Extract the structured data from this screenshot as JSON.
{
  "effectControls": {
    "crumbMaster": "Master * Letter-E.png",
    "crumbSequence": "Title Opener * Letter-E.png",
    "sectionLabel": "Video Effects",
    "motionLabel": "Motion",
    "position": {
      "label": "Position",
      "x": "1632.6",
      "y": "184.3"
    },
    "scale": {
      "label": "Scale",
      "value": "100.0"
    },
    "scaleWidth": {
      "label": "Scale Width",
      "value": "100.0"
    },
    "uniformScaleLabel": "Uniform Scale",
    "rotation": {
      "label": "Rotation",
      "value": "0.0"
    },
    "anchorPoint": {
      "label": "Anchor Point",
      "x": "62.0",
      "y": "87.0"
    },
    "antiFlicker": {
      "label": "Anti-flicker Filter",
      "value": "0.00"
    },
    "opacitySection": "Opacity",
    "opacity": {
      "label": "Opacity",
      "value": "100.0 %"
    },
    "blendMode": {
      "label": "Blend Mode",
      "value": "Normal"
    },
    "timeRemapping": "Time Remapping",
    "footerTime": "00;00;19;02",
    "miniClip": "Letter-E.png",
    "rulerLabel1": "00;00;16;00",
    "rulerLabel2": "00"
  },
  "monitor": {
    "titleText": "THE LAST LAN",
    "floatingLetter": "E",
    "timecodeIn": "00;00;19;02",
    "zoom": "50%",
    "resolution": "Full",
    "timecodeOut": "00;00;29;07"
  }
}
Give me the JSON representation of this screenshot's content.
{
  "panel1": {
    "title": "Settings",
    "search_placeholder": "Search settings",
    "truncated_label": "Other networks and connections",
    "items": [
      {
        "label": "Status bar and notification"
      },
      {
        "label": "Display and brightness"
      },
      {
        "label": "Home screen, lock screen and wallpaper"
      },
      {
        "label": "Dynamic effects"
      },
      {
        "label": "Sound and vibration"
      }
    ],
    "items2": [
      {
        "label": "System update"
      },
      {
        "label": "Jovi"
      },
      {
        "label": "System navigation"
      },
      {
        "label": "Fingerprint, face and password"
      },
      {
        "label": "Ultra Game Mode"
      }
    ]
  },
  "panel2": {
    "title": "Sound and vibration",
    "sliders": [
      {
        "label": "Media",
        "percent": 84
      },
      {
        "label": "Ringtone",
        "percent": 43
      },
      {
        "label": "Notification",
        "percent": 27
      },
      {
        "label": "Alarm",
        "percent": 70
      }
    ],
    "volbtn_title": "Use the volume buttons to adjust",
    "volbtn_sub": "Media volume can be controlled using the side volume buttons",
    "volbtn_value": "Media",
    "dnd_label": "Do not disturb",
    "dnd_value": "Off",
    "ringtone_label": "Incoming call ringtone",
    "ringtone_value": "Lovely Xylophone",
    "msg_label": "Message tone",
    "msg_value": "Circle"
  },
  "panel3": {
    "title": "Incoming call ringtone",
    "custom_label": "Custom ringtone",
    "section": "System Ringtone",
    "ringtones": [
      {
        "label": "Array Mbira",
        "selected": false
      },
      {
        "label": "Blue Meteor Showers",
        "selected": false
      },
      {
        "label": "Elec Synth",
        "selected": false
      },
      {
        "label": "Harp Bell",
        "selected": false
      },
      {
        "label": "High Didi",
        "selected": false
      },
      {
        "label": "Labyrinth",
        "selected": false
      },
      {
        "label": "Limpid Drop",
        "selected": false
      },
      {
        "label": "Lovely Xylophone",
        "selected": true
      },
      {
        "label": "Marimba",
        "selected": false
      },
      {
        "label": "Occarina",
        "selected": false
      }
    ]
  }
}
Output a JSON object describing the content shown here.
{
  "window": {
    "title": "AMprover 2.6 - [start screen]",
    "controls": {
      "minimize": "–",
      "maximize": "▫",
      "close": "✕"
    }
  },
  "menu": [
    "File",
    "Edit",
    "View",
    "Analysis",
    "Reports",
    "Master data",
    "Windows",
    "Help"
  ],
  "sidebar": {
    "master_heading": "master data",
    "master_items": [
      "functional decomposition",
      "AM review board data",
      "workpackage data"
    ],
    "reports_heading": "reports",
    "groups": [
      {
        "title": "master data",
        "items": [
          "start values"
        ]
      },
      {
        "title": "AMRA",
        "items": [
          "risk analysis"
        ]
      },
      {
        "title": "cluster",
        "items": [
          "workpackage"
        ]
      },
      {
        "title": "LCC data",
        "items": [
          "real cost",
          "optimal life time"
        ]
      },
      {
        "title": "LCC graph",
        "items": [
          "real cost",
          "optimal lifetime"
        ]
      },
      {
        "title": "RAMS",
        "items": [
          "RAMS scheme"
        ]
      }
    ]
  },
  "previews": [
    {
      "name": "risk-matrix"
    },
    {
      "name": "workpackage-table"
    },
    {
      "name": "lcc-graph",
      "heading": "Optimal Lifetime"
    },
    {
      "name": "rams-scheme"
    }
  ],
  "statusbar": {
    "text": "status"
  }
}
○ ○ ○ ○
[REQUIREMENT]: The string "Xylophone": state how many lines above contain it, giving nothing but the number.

[RESULT OF THE TASK]: 2